We’ve all had body issues. Here are mine.

I’ve always had big arms and broad shoulders.

Raquel talks about her relationship to her body on the 5th anniversary of Greer Image Consulting.

As my mom says, birthing these shoulders into the world wasn’t pretty. When I came out, the doctor said, “It’s a girl, and boy is she big.”

In elementary school, my upper body didn’t bother me so much. It was more my size. I wanted to be smaller and blonder like some of the other girls I was friends with.

So many of my friends were my size or taller or bigger. But, of course, I never thought about my normalcy. I went straight for the thoughts that invalidated my little body. 

Then puberty hit, and it wasn’t just about being big. I started to notice specific things that were wrong -- my arms and shoulders, in particular, but there was more.

In the backseat of my mom’s car one afternoon, while driving off from Central Market, my friend started teasing me for how tiny and awkwardly shaped my breasts were.

I don’t think I wore a bra at the time, but if I did, it was one of those sad Limited Too training bras. Everything was out there.

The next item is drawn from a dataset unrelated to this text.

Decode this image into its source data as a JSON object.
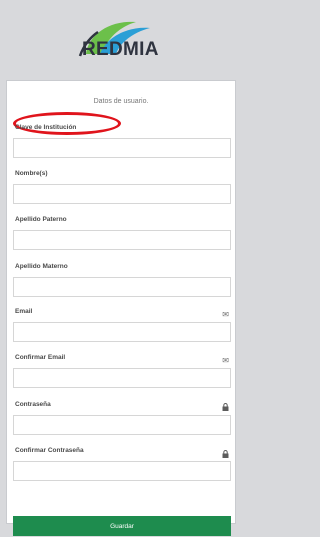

In addition to big arms and broad shoulders, I could now add pointy, ant hill boobs to the list of stuff that had gone wrong with my body.

As a freshman in high school, my first try at dieting directly followed my longtime friend telling me that I had a little bit of a belly in middle school. I needed to erase that memory, and I thought dieting might make her and me forget about what I looked like back then.  

After a high school breakup, I took the opportunity to use the grief to stop eating. I did the same thing again in my 20s. Shedding those pounds landed me compliments about how great I looked from both ex-boyfriends, which further validated my unhappiness.

Even as I got over both those boyfriends and learned that a man’s opinion about my body is irrelevant, I found that other people so often project their body fears on me. Friends and family commented when I looked “good” — a compliment I only got when I was trying really hard at losing weight. Otherwise, there were always the not-so-subtle hints that I should be trying harder, like a former boss in NYC who patted my belly when she thought I had gained too much weight. 

Then something big happened to change the way I think about myself: you.

I quit that job in New York, moved back to Austin, and founded Greer Image Consulting in September 2014 — five years ago this month.

Pretty soon after booking my first clients, I noticed something: So many women I worked with were exactly like me. My clients had issues with their bodies, some of which were based on their own misperceptions and others based on people’s unfair projections.

Any time a client started to pour out her concerns, I felt defensive of her and her inherent beauty.

“I hate wearing shorts because my legs are so pale and gangly.” Her legs are strong and graceful.

“I always wear sweatshirts because it’s the only thing that doesn’t let my stomach protrude.” She has an hourglass body type, with a feminine curve to her waist.

Even today when I hear women mourn the fact that their body is different and hopeless, I’m still shocked. 

How could anyone as lively, smart, beautiful, and soulful as this woman feel that way about her body?

In my heart of hearts, I believe every women is all these things.

As I continued working with more women over the years, I saw that belief validated with each client that learned to express who she is through her wardrobe and feel more comfortable in the body she was born in.

It changed me.

The negativity about my body started slipping away. I realized two truths that I always told myself — that I would never be enough and that every woman is enough — directly contradicted each other. Only one could be true.

I am exactly like the women I serve. I am enough. Every woman is enough. And her body is exactly as it should be.

Today, I love my shoulders, my arms, my breasts, and, even on those PMS-is-the-devil days, my stomach. It’s a process, and I think it always will be. But this body love has given me a new level of self-awareness and the ability to do the work that I love with the women I love.

If you feel like sharing any part of your story, leave me a note below. I would love to hear from you.

Love and joy,